Boyu’s history of returns right off the tails of its founding is comprised of the kind of stuff private equity managers dream of: In mid-2011, Boyu made an $80 million investment in exchange for a 40 percent stake of Sunshine Duty Free, which is responsible for all the duty-free shops in Beijing and Shanghai’s international airports. Less than three years later, there are bankers that estimate Sunshine’s value at $1.6 billion, indicating a quadrupled rate of return in an industry where, as Reuters points out, “earning a multiple of two times over five years is considered a success.”
Jiang Zemin (L) and his son Jiang Mianheng
The report also points out the role that Featherhead’s Grandpapa has historically played in the Duty Free industry.The head of Sunshine is a Chinese-American by the name of Fred Kiang, a businessman who allegedly has close ties with the Jiang family. In 1999, Kiang founded Sunrise just as the Chinese central government under Jiang Zemin opened up the operation of Duty Free shops to international bidders at the brand-new Pudong International Airport: Sunshine, coincidentally, was one of three companies selected to do business at this airport. A year later, despite the passing of a measure that restricted further foreign ownership and transferred all control of airport duty free shops (except in Shanghai) to state-owned China Duty Free, Sunshine was granted “special approval” by the State Council: In 2012, Sunshine cashed in a cool $1.08 billion in revenue, and the world keeps on spinning..
The report does stress: “Whether the young private equity executive actually uses his personal connections in the way investors attribute to him remains unclear. There is no evidence that Jiang Zemin had a role in helping Boyu win a part in the Sunrise deal or in any other transaction.” In fact, Featherhead’s friends attest that there is more to him than his connects, arguing that some of his negotiation strategies stem directly from the (brief) time he spent at Goldman Sachs: “Many people from his background would not bother to do that,” they say.
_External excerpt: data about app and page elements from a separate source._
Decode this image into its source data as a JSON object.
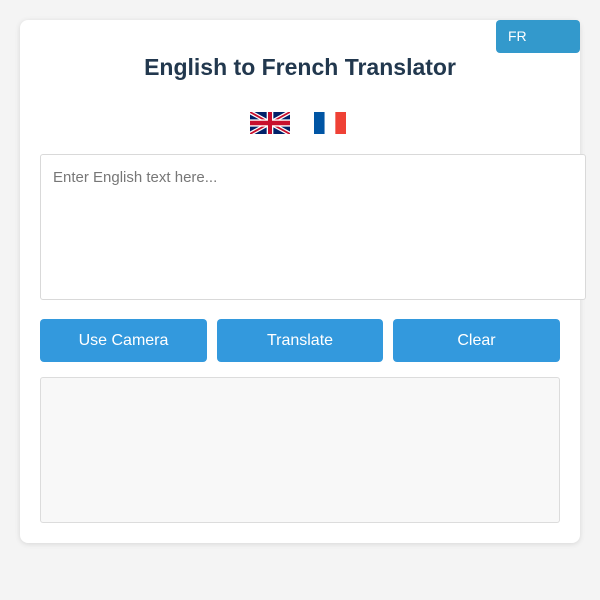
{
  "header": {
    "language_toggle_label": "FR",
    "title": "English to French Translator"
  },
  "flags": [
    {
      "name": "uk-flag-icon",
      "language": "English"
    },
    {
      "name": "france-flag-icon",
      "language": "French"
    }
  ],
  "input": {
    "placeholder": "Enter English text here...",
    "value": ""
  },
  "buttons": {
    "camera_label": "Use Camera",
    "translate_label": "Translate",
    "clear_label": "Clear"
  },
  "output": {
    "text": ""
  },
  "colors": {
    "accent": "#3399dd",
    "toggle": "#3399cc",
    "title": "#22384e",
    "background": "#f4f4f4"
  }
}
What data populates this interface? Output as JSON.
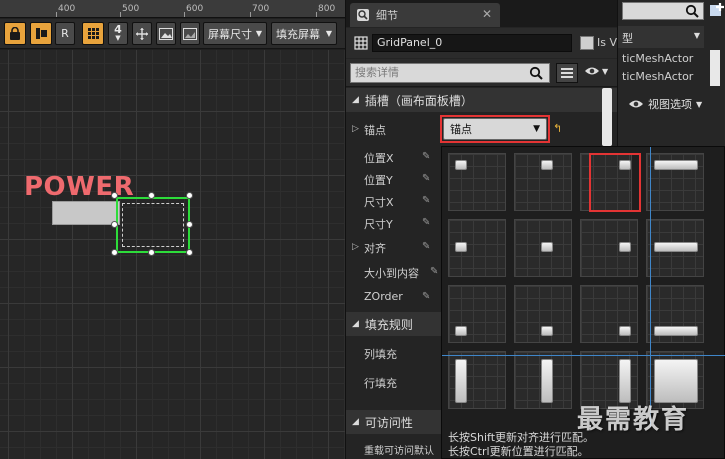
{
  "ruler": {
    "labels": [
      "400",
      "500",
      "600",
      "700",
      "800"
    ]
  },
  "toolbar": {
    "lock_label": "",
    "r_label": "R",
    "snap_value": "4",
    "screen_size_label": "屏幕尺寸",
    "fill_screen_label": "填充屏幕"
  },
  "canvas": {
    "power_text": "POWER"
  },
  "details": {
    "tab_title": "细节",
    "name_value": "GridPanel_0",
    "isv_label": "Is V",
    "search_placeholder": "搜索详情",
    "slot_section": "插槽（画布面板槽）",
    "anchor_label": "锚点",
    "anchor_value": "锚点",
    "props": {
      "pos_x": "位置X",
      "pos_y": "位置Y",
      "size_x": "尺寸X",
      "size_y": "尺寸Y",
      "align": "对齐",
      "size_to_content": "大小到内容",
      "zorder": "ZOrder"
    },
    "fill_rules": {
      "section": "填充规则",
      "column_fill": "列填充",
      "row_fill": "行填充"
    },
    "accessibility": {
      "section": "可访问性",
      "override": "重载可访问默认"
    }
  },
  "anchor_popup": {
    "hint_shift": "长按Shift更新对齐进行匹配。",
    "hint_ctrl": "长按Ctrl更新位置进行匹配。"
  },
  "right_panel": {
    "header": "型",
    "items": [
      "ticMeshActor",
      "ticMeshActor"
    ],
    "view_options": "视图选项"
  },
  "watermark": "最需教育",
  "colors": {
    "accent_orange": "#e8a33c",
    "highlight_red": "#e33434",
    "selection_green": "#2ddc3a",
    "power_text": "#ef6a6e",
    "guide_blue": "#3f86c9"
  }
}
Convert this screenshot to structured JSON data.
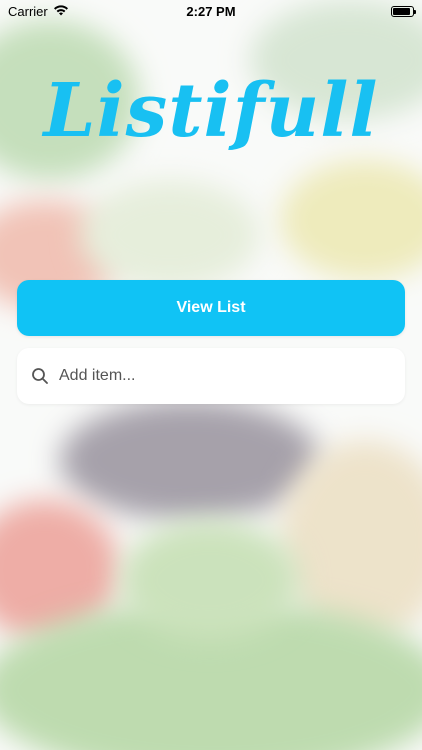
{
  "status_bar": {
    "carrier": "Carrier",
    "time": "2:27 PM",
    "battery_level": 0.9
  },
  "app": {
    "logo_text": "Listifull",
    "brand_color": "#18c0f2"
  },
  "actions": {
    "view_list_label": "View List"
  },
  "search": {
    "placeholder": "Add item...",
    "value": ""
  },
  "icons": {
    "wifi": "wifi-icon",
    "battery": "battery-icon",
    "search": "search-icon"
  }
}
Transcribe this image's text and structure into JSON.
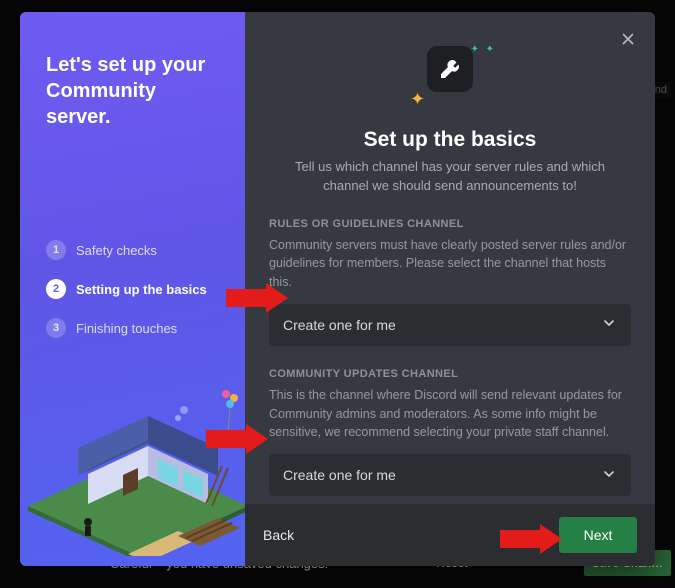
{
  "background": {
    "unsaved_msg": "Careful – you have unsaved changes!",
    "reset_label": "Reset",
    "save_label": "Save Chan…",
    "chip_right": "flegend"
  },
  "sidebar": {
    "title": "Let's set up your Community server.",
    "steps": [
      {
        "num": "1",
        "label": "Safety checks"
      },
      {
        "num": "2",
        "label": "Setting up the basics"
      },
      {
        "num": "3",
        "label": "Finishing touches"
      }
    ],
    "active_index": 1
  },
  "main": {
    "heading": "Set up the basics",
    "subtitle": "Tell us which channel has your server rules and which channel we should send announcements to!",
    "sections": [
      {
        "label": "RULES OR GUIDELINES CHANNEL",
        "desc": "Community servers must have clearly posted server rules and/or guidelines for members. Please select the channel that hosts this.",
        "select_value": "Create one for me"
      },
      {
        "label": "COMMUNITY UPDATES CHANNEL",
        "desc": "This is the channel where Discord will send relevant updates for Community admins and moderators. As some info might be sensitive, we recommend selecting your private staff channel.",
        "select_value": "Create one for me"
      }
    ]
  },
  "footer": {
    "back_label": "Back",
    "next_label": "Next"
  },
  "colors": {
    "accent_purple": "#5865f2",
    "accent_green": "#248045",
    "panel_dark": "#36393f"
  }
}
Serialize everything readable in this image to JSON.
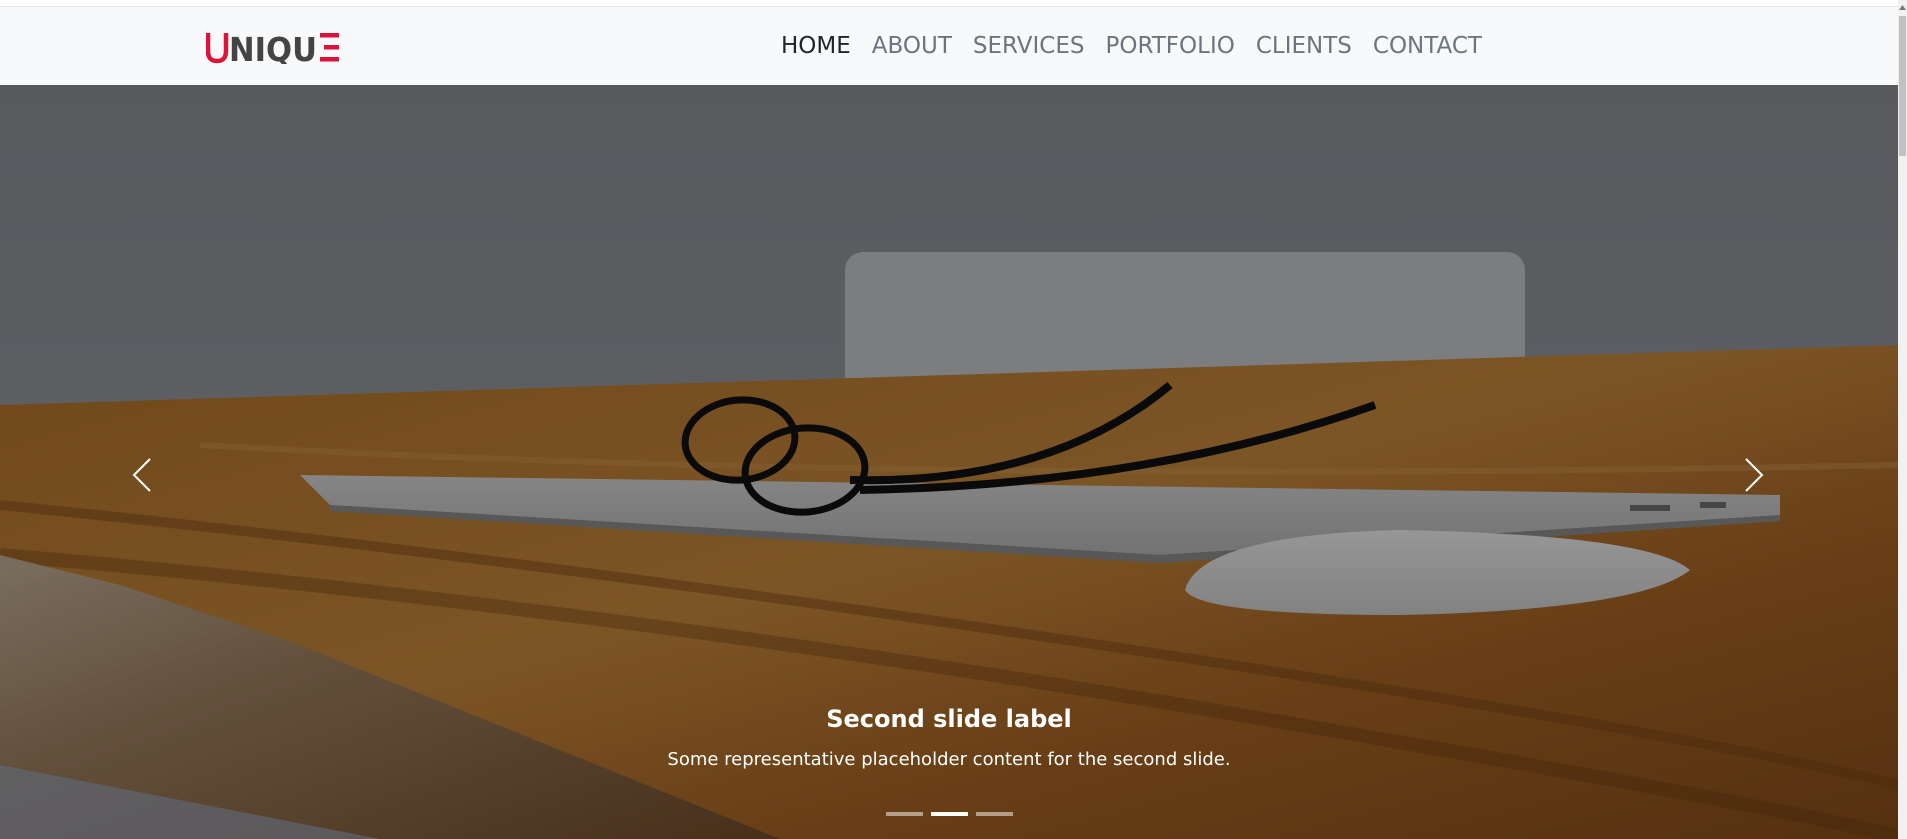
{
  "brand": {
    "letters": [
      "U",
      "NIQU",
      "E"
    ],
    "accent_color": "#dc143c",
    "dark_color": "#444444"
  },
  "nav": {
    "items": [
      {
        "label": "HOME",
        "active": true
      },
      {
        "label": "ABOUT",
        "active": false
      },
      {
        "label": "SERVICES",
        "active": false
      },
      {
        "label": "PORTFOLIO",
        "active": false
      },
      {
        "label": "CLIENTS",
        "active": false
      },
      {
        "label": "CONTACT",
        "active": false
      }
    ]
  },
  "carousel": {
    "caption_title": "Second slide label",
    "caption_text": "Some representative placeholder content for the second slide.",
    "slide_count": 3,
    "active_index": 1,
    "prev_icon": "chevron-left-icon",
    "next_icon": "chevron-right-icon",
    "background_image": "desk-with-glasses-laptop-mouse"
  }
}
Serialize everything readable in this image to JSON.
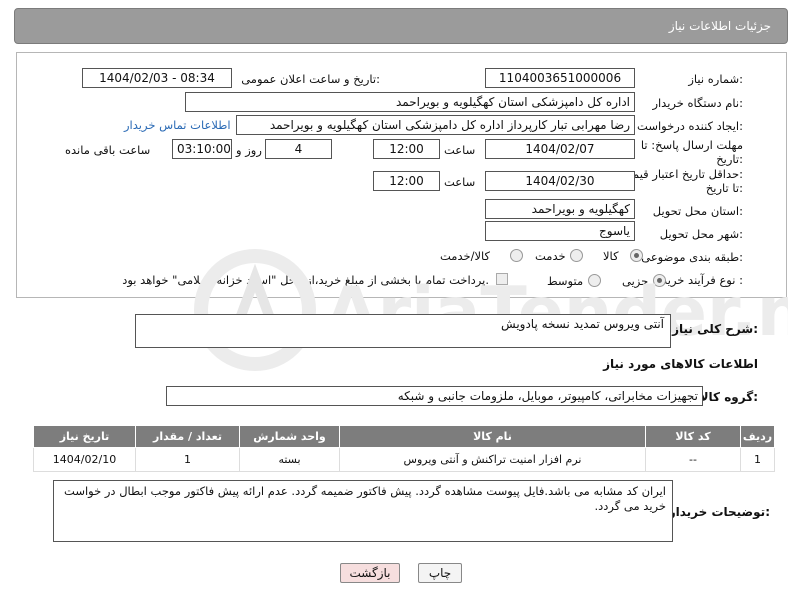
{
  "header": {
    "title": "جزئیات اطلاعات نیاز"
  },
  "form": {
    "need_number_label": "شماره نیاز:",
    "need_number": "1104003651000006",
    "announce_label": "تاریخ و ساعت اعلان عمومی:",
    "announce_value": "1404/02/03 - 08:34",
    "buyer_org_label": "نام دستگاه خریدار:",
    "buyer_org": "اداره کل دامپزشکی استان کهگیلویه و بویراحمد",
    "creator_label": "ایجاد کننده درخواست:",
    "creator": "رضا مهرابی تبار کارپرداز اداره کل دامپزشکی استان کهگیلویه و بویراحمد",
    "contact_link": "اطلاعات تماس خریدار",
    "deadline_label_1": "مهلت ارسال پاسخ: تا",
    "deadline_label_2": "تاریخ:",
    "deadline_date": "1404/02/07",
    "time_label": "ساعت",
    "deadline_time": "12:00",
    "days_value": "4",
    "days_label": "روز و",
    "remaining_value": "03:10:00",
    "remaining_label": "ساعت باقی مانده",
    "validity_label_1": "حداقل تاریخ اعتبار قیمت:",
    "validity_label_2": "تا تاریخ:",
    "validity_date": "1404/02/30",
    "validity_time": "12:00",
    "province_label": "استان محل تحویل:",
    "province": "کهگیلویه و بویراحمد",
    "city_label": "شهر محل تحویل:",
    "city": "یاسوج",
    "category_label": "طبقه بندی موضوعی:",
    "category_options": [
      "کالا",
      "خدمت",
      "کالا/خدمت"
    ],
    "category_selected": "کالا",
    "process_label": "نوع فرآیند خرید :",
    "process_options": [
      "جزیی",
      "متوسط"
    ],
    "process_selected": "جزیی",
    "payment_note": "پرداخت تمام یا بخشی از مبلغ خرید،از محل \"اسناد خزانه اسلامی\" خواهد بود."
  },
  "description": {
    "label": "شرح کلی نیاز:",
    "value": "آنتی ویروس تمدید نسخه پادویش"
  },
  "goods": {
    "section_title": "اطلاعات کالاهای مورد نیاز",
    "group_label": "گروه کالا:",
    "group_value": "تجهیزات مخابراتی، کامپیوتر، موبایل، ملزومات جانبی و شبکه",
    "columns": [
      "ردیف",
      "کد کالا",
      "نام کالا",
      "واحد شمارش",
      "تعداد / مقدار",
      "تاریخ نیاز"
    ],
    "rows": [
      [
        "1",
        "--",
        "نرم افزار امنیت تراکنش و آنتی ویروس",
        "بسته",
        "1",
        "1404/02/10"
      ]
    ]
  },
  "notes": {
    "label": "توضیحات خریدار:",
    "value": "ایران کد مشابه می باشد.فایل پیوست مشاهده گردد. پیش فاکتور ضمیمه گردد. عدم ارائه پیش فاکتور موجب ابطال در خواست خرید می گردد."
  },
  "buttons": {
    "print": "چاپ",
    "back": "بازگشت"
  },
  "watermark_text": "AriaTender.neT",
  "colors": {
    "header_bg": "#9b9b9b",
    "table_header_bg": "#7d7d7d",
    "link": "#2a6ab5",
    "back_button_bg": "#f6dede"
  }
}
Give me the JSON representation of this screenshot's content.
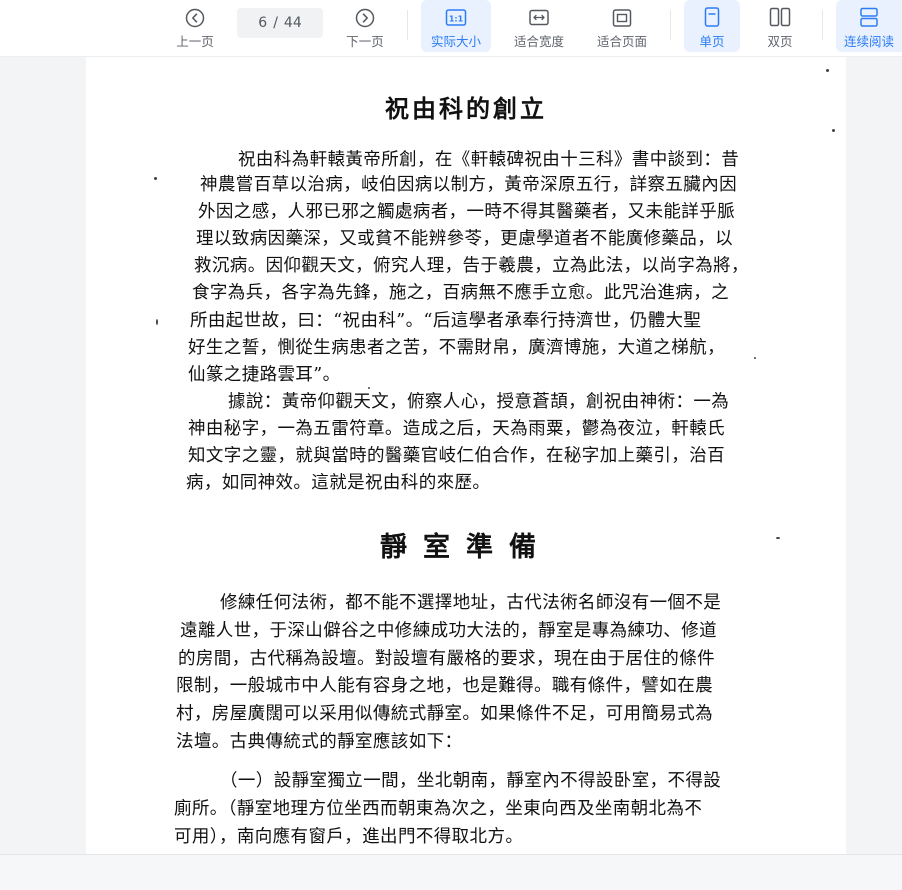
{
  "toolbar": {
    "prev_label": "上一页",
    "next_label": "下一页",
    "page_current": "6",
    "page_separator": "/",
    "page_total": "44",
    "actual_size_label": "实际大小",
    "fit_width_label": "适合宽度",
    "fit_page_label": "适合页面",
    "single_page_label": "单页",
    "double_page_label": "双页",
    "continuous_label": "连续阅读",
    "accent_color": "#2d7cf6"
  },
  "document": {
    "title1": "祝由科的創立",
    "section1_lines": [
      "祝由科為軒轅黃帝所創，在《軒轅碑祝由十三科》書中談到：昔",
      "神農嘗百草以治病，岐伯因病以制方，黃帝深原五行，詳察五臟內因",
      "外因之感，人邪已邪之觸處病者，一時不得其醫藥者，又未能詳乎脈",
      "理以致病因藥深，又或貧不能辨參苓，更慮學道者不能廣修藥品，以",
      "救沉病。因仰觀天文，俯究人理，告于羲農，立為此法，以尚字為將，",
      "食字為兵，各字為先鋒，施之，百病無不應手立愈。此咒治進病，之",
      "所由起世故，曰：“祝由科”。“后這學者承奉行持濟世，仍體大聖",
      "好生之誓，惻從生病患者之苦，不需財帛，廣濟博施，大道之梯航，",
      "仙篆之捷路雲耳”。",
      "據說：黃帝仰觀天文，俯察人心，授意蒼頡，創祝由神術：一為",
      "神由秘字，一為五雷符章。造成之后，天為雨粟，鬱為夜泣，軒轅氏",
      "知文字之靈，就與當時的醫藥官岐仁伯合作，在秘字加上藥引，治百",
      "病，如同神效。這就是祝由科的來歷。"
    ],
    "title2": "靜室準備",
    "section2_lines": [
      "修練任何法術，都不能不選擇地址，古代法術名師沒有一個不是",
      "遠離人世，于深山僻谷之中修練成功大法的，靜室是專為練功、修道",
      "的房間，古代稱為設壇。對設壇有嚴格的要求，現在由于居住的條件",
      "限制，一般城市中人能有容身之地，也是難得。職有條件，譬如在農",
      "村，房屋廣闊可以采用似傳統式靜室。如果條件不足，可用簡易式為",
      "法壇。古典傳統式的靜室應該如下：",
      "（一）設靜室獨立一間，坐北朝南，靜室內不得設卧室，不得設",
      "廁所。（靜室地理方位坐西而朝東為次之，坐東向西及坐南朝北為不",
      "可用），南向應有窗戶，進出門不得取北方。"
    ]
  }
}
With Xi Jinping’s anti-corruption crusade showing no signs of waning, certain investors have indicated wariness about doing business with princelings like Alvin: One European investor mentioned their firm being “pretty equally divided” on the issue, saying that “I oppose it, but many of my colleagues are for it. I see princeling funds as a double-edged sword.”
For a more detailed and quantitative layout of Alvin’s work with the Boyu Investment Advisory Co., check out the Reuters report here.
By Alex Stevens
[Images via Reuters // Want China Times]